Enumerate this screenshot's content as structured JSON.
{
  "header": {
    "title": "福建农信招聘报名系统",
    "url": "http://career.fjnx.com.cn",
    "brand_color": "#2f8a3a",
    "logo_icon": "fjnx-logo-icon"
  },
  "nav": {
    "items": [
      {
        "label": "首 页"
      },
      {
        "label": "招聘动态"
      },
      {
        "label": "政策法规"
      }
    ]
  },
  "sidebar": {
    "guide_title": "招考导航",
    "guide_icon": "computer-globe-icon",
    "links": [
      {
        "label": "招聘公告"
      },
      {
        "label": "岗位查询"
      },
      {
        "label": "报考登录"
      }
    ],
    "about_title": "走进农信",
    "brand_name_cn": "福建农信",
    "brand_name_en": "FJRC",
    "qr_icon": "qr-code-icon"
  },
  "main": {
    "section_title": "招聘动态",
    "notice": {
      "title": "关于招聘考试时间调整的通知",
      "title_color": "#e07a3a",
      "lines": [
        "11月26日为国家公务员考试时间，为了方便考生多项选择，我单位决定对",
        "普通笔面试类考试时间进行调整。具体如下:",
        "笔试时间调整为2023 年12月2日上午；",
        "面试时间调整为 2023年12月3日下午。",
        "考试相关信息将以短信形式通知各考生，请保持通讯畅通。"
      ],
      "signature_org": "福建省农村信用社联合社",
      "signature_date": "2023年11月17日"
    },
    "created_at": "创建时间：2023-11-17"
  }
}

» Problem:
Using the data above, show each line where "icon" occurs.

» The completed task:
    "logo_icon": "fjnx-logo-icon"
    "guide_icon": "computer-globe-icon",
    "qr_icon": "qr-code-icon"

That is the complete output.